-------- Dataset content

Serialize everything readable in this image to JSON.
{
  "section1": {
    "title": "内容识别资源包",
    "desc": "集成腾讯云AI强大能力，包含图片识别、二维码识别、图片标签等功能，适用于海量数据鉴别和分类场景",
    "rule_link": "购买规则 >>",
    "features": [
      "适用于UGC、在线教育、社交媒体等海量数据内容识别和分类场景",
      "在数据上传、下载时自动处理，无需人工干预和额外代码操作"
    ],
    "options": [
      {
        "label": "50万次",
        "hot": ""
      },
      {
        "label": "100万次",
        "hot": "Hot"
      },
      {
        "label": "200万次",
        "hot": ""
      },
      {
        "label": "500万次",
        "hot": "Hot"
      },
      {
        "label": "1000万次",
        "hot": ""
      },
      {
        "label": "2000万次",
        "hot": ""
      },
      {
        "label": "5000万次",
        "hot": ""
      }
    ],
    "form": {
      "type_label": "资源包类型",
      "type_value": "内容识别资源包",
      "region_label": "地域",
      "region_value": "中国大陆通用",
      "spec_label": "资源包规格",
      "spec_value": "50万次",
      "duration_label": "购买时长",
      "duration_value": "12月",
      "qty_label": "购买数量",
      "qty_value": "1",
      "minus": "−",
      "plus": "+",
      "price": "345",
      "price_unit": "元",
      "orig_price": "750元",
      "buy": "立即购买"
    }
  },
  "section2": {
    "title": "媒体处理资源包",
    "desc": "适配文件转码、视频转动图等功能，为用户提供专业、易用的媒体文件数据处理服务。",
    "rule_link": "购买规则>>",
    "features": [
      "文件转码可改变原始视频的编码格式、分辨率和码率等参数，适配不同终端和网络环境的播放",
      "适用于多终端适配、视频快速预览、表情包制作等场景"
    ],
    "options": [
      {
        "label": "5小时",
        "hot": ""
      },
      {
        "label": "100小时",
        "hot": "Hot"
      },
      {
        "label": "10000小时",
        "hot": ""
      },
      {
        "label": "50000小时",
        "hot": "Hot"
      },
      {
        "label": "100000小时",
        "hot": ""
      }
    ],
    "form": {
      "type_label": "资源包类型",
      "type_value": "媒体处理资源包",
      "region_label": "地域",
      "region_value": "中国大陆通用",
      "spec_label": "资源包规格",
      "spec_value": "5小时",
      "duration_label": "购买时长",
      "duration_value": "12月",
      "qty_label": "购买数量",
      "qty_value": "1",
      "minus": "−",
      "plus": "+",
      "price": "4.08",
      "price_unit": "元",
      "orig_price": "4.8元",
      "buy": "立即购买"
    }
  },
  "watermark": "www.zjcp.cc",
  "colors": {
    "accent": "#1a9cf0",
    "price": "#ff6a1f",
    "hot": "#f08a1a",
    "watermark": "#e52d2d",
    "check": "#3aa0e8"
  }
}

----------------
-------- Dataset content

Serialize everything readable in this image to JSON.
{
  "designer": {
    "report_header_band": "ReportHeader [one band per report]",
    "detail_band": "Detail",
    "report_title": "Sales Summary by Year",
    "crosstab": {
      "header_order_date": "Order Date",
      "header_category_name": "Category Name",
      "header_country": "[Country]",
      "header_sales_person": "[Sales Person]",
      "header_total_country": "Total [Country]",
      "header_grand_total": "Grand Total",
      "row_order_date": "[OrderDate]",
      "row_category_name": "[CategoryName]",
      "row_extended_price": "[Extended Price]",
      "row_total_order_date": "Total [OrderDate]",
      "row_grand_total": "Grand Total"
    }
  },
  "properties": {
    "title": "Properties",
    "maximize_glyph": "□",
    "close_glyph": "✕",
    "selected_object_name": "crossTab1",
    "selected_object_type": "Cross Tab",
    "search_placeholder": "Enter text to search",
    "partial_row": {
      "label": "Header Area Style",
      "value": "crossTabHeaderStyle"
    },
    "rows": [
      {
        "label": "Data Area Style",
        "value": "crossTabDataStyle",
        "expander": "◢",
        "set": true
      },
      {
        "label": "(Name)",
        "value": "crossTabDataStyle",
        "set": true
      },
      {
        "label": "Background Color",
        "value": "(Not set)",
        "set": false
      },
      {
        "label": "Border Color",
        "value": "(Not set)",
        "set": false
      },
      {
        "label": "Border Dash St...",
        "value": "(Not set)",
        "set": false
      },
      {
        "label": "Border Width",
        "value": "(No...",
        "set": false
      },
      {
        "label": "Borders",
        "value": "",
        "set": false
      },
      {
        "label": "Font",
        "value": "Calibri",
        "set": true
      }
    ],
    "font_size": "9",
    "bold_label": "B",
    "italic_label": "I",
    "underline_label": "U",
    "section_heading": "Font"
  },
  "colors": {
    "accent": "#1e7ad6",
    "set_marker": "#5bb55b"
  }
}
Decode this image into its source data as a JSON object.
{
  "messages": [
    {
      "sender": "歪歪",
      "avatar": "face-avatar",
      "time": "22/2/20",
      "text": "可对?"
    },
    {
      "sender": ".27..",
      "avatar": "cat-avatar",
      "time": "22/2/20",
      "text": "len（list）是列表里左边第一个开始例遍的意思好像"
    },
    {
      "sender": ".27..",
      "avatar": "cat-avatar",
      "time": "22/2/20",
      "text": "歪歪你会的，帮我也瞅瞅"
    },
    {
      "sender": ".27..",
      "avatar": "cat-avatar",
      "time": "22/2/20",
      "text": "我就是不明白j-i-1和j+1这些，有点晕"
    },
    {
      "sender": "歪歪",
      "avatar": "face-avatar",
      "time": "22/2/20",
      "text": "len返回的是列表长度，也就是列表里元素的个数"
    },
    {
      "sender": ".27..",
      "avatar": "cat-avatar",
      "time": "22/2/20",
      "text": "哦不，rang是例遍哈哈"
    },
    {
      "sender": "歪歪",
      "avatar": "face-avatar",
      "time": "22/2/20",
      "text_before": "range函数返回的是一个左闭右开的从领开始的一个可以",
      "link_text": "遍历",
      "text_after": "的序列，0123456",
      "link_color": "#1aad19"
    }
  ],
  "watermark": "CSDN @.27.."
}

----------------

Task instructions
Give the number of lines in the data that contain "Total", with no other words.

Result below
4